**To do**
Please return the material exactly; leave no entry out.

**Data for analysis**
- - - - - - -
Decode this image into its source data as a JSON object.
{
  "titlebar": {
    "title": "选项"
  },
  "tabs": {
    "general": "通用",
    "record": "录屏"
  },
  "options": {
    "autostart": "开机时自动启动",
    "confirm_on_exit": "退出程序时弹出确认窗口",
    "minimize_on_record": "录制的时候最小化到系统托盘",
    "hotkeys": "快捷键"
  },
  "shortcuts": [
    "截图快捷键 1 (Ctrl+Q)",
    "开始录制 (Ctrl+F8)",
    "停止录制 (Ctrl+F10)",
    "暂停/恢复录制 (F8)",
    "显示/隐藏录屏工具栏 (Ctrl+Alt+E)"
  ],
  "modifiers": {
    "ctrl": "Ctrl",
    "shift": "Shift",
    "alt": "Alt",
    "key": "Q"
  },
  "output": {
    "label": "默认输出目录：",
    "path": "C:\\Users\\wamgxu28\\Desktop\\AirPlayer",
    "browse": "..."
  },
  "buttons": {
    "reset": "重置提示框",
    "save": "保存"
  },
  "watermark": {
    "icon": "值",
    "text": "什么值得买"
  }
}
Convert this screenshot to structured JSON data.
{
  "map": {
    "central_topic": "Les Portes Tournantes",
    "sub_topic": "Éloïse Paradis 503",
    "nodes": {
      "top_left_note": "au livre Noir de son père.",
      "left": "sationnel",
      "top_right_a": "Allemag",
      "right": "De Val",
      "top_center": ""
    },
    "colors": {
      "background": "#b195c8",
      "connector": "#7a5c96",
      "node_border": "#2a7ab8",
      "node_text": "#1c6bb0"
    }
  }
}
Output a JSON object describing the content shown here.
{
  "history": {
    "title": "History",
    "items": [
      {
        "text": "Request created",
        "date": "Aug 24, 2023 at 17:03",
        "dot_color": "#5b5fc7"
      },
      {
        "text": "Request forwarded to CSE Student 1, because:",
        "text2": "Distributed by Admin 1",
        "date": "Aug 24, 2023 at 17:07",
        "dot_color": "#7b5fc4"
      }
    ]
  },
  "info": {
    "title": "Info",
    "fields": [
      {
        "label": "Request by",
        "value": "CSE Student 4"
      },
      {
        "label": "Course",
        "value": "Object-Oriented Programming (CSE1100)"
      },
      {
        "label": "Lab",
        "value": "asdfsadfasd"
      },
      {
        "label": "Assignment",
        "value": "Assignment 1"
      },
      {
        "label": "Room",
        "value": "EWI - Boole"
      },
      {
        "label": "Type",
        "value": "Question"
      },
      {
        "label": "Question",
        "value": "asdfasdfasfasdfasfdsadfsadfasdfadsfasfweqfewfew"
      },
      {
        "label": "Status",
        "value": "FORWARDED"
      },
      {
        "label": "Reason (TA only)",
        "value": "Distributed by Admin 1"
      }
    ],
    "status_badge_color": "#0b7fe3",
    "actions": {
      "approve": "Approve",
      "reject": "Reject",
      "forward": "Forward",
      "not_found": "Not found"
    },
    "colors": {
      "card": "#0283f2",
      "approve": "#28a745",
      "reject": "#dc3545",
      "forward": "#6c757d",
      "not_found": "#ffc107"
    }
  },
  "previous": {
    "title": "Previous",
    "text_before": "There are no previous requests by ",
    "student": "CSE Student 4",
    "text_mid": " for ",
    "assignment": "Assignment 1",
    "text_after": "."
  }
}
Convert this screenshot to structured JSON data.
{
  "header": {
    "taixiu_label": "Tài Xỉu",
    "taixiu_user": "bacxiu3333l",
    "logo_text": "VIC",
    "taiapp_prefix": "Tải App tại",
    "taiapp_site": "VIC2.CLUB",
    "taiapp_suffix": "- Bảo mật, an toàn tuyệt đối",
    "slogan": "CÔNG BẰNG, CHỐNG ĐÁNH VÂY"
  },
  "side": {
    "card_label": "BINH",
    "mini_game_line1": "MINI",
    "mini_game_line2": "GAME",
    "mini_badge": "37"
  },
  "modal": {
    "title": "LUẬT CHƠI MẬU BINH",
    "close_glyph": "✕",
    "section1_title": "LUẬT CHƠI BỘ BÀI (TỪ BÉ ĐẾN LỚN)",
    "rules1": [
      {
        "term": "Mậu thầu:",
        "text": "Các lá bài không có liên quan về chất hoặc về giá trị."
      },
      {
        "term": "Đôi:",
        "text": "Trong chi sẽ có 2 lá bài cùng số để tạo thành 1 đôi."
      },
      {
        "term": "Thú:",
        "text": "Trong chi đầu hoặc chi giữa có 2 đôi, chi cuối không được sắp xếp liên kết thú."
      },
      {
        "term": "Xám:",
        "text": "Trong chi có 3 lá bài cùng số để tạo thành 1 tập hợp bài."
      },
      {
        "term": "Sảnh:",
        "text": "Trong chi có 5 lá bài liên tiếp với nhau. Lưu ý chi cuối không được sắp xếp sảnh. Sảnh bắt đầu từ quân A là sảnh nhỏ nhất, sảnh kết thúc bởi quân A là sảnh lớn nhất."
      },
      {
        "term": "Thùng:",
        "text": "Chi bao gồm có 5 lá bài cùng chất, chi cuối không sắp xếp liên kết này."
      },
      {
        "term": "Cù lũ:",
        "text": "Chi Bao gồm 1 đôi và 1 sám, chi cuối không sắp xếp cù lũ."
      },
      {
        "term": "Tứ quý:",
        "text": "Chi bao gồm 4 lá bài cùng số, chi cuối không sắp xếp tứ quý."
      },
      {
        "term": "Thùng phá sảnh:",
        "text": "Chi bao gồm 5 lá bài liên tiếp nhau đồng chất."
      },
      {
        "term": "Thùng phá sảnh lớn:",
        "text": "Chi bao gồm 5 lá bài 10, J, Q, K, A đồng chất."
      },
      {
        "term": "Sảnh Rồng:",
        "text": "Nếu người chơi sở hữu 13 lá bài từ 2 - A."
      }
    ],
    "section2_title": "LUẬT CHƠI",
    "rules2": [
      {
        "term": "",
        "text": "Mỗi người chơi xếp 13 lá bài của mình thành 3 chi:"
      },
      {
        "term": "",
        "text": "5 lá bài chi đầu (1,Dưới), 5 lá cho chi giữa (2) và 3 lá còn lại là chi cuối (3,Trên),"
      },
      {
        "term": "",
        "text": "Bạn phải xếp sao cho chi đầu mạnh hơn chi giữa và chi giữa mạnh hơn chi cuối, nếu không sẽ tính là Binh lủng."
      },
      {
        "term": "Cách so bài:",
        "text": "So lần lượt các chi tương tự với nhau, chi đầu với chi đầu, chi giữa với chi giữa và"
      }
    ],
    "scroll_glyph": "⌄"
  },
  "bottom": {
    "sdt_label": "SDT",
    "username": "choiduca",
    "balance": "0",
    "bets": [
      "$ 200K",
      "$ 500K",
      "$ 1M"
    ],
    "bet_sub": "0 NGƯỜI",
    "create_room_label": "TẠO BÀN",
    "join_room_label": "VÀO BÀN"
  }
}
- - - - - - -
**Task result**
Decode this image into its source data as a JSON object.
{
  "titlebar": {
    "title": "选项"
  },
  "tabs": {
    "general": "通用",
    "record": "录屏"
  },
  "options": {
    "autostart": "开机时自动启动",
    "confirm_on_exit": "退出程序时弹出确认窗口",
    "minimize_on_record": "录制的时候最小化到系统托盘",
    "hotkeys": "快捷键"
  },
  "shortcuts": [
    "截图快捷键 1 (Ctrl+Q)",
    "开始录制 (Ctrl+F8)",
    "停止录制 (Ctrl+F10)",
    "暂停/恢复录制 (F8)",
    "显示/隐藏录屏工具栏 (Ctrl+Alt+E)"
  ],
  "modifiers": {
    "ctrl": "Ctrl",
    "shift": "Shift",
    "alt": "Alt",
    "key": "Q"
  },
  "output": {
    "label": "默认输出目录：",
    "path": "C:\\Users\\wamgxu28\\Desktop\\AirPlayer",
    "browse": "..."
  },
  "buttons": {
    "reset": "重置提示框",
    "save": "保存"
  },
  "watermark": {
    "icon": "值",
    "text": "什么值得买"
  }
}
Convert this screenshot to structured JSON data.
{
  "map": {
    "central_topic": "Les Portes Tournantes",
    "sub_topic": "Éloïse Paradis 503",
    "nodes": {
      "top_left_note": "au livre Noir de son père.",
      "left": "sationnel",
      "top_right_a": "Allemag",
      "right": "De Val",
      "top_center": ""
    },
    "colors": {
      "background": "#b195c8",
      "connector": "#7a5c96",
      "node_border": "#2a7ab8",
      "node_text": "#1c6bb0"
    }
  }
}
Output a JSON object describing the content shown here.
{
  "history": {
    "title": "History",
    "items": [
      {
        "text": "Request created",
        "date": "Aug 24, 2023 at 17:03",
        "dot_color": "#5b5fc7"
      },
      {
        "text": "Request forwarded to CSE Student 1, because:",
        "text2": "Distributed by Admin 1",
        "date": "Aug 24, 2023 at 17:07",
        "dot_color": "#7b5fc4"
      }
    ]
  },
  "info": {
    "title": "Info",
    "fields": [
      {
        "label": "Request by",
        "value": "CSE Student 4"
      },
      {
        "label": "Course",
        "value": "Object-Oriented Programming (CSE1100)"
      },
      {
        "label": "Lab",
        "value": "asdfsadfasd"
      },
      {
        "label": "Assignment",
        "value": "Assignment 1"
      },
      {
        "label": "Room",
        "value": "EWI - Boole"
      },
      {
        "label": "Type",
        "value": "Question"
      },
      {
        "label": "Question",
        "value": "asdfasdfasfasdfasfdsadfsadfasdfadsfasfweqfewfew"
      },
      {
        "label": "Status",
        "value": "FORWARDED"
      },
      {
        "label": "Reason (TA only)",
        "value": "Distributed by Admin 1"
      }
    ],
    "status_badge_color": "#0b7fe3",
    "actions": {
      "approve": "Approve",
      "reject": "Reject",
      "forward": "Forward",
      "not_found": "Not found"
    },
    "colors": {
      "card": "#0283f2",
      "approve": "#28a745",
      "reject": "#dc3545",
      "forward": "#6c757d",
      "not_found": "#ffc107"
    }
  },
  "previous": {
    "title": "Previous",
    "text_before": "There are no previous requests by ",
    "student": "CSE Student 4",
    "text_mid": " for ",
    "assignment": "Assignment 1",
    "text_after": "."
  }
}
Convert this screenshot to structured JSON data.
{
  "header": {
    "taixiu_label": "Tài Xỉu",
    "taixiu_user": "bacxiu3333l",
    "logo_text": "VIC",
    "taiapp_prefix": "Tải App tại",
    "taiapp_site": "VIC2.CLUB",
    "taiapp_suffix": "- Bảo mật, an toàn tuyệt đối",
    "slogan": "CÔNG BẰNG, CHỐNG ĐÁNH VÂY"
  },
  "side": {
    "card_label": "BINH",
    "mini_game_line1": "MINI",
    "mini_game_line2": "GAME",
    "mini_badge": "37"
  },
  "modal": {
    "title": "LUẬT CHƠI MẬU BINH",
    "close_glyph": "✕",
    "section1_title": "LUẬT CHƠI BỘ BÀI (TỪ BÉ ĐẾN LỚN)",
    "rules1": [
      {
        "term": "Mậu thầu:",
        "text": "Các lá bài không có liên quan về chất hoặc về giá trị."
      },
      {
        "term": "Đôi:",
        "text": "Trong chi sẽ có 2 lá bài cùng số để tạo thành 1 đôi."
      },
      {
        "term": "Thú:",
        "text": "Trong chi đầu hoặc chi giữa có 2 đôi, chi cuối không được sắp xếp liên kết thú."
      },
      {
        "term": "Xám:",
        "text": "Trong chi có 3 lá bài cùng số để tạo thành 1 tập hợp bài."
      },
      {
        "term": "Sảnh:",
        "text": "Trong chi có 5 lá bài liên tiếp với nhau. Lưu ý chi cuối không được sắp xếp sảnh. Sảnh bắt đầu từ quân A là sảnh nhỏ nhất, sảnh kết thúc bởi quân A là sảnh lớn nhất."
      },
      {
        "term": "Thùng:",
        "text": "Chi bao gồm có 5 lá bài cùng chất, chi cuối không sắp xếp liên kết này."
      },
      {
        "term": "Cù lũ:",
        "text": "Chi Bao gồm 1 đôi và 1 sám, chi cuối không sắp xếp cù lũ."
      },
      {
        "term": "Tứ quý:",
        "text": "Chi bao gồm 4 lá bài cùng số, chi cuối không sắp xếp tứ quý."
      },
      {
        "term": "Thùng phá sảnh:",
        "text": "Chi bao gồm 5 lá bài liên tiếp nhau đồng chất."
      },
      {
        "term": "Thùng phá sảnh lớn:",
        "text": "Chi bao gồm 5 lá bài 10, J, Q, K, A đồng chất."
      },
      {
        "term": "Sảnh Rồng:",
        "text": "Nếu người chơi sở hữu 13 lá bài từ 2 - A."
      }
    ],
    "section2_title": "LUẬT CHƠI",
    "rules2": [
      {
        "term": "",
        "text": "Mỗi người chơi xếp 13 lá bài của mình thành 3 chi:"
      },
      {
        "term": "",
        "text": "5 lá bài chi đầu (1,Dưới), 5 lá cho chi giữa (2) và 3 lá còn lại là chi cuối (3,Trên),"
      },
      {
        "term": "",
        "text": "Bạn phải xếp sao cho chi đầu mạnh hơn chi giữa và chi giữa mạnh hơn chi cuối, nếu không sẽ tính là Binh lủng."
      },
      {
        "term": "Cách so bài:",
        "text": "So lần lượt các chi tương tự với nhau, chi đầu với chi đầu, chi giữa với chi giữa và"
      }
    ],
    "scroll_glyph": "⌄"
  },
  "bottom": {
    "sdt_label": "SDT",
    "username": "choiduca",
    "balance": "0",
    "bets": [
      "$ 200K",
      "$ 500K",
      "$ 1M"
    ],
    "bet_sub": "0 NGƯỜI",
    "create_room_label": "TẠO BÀN",
    "join_room_label": "VÀO BÀN"
  }
}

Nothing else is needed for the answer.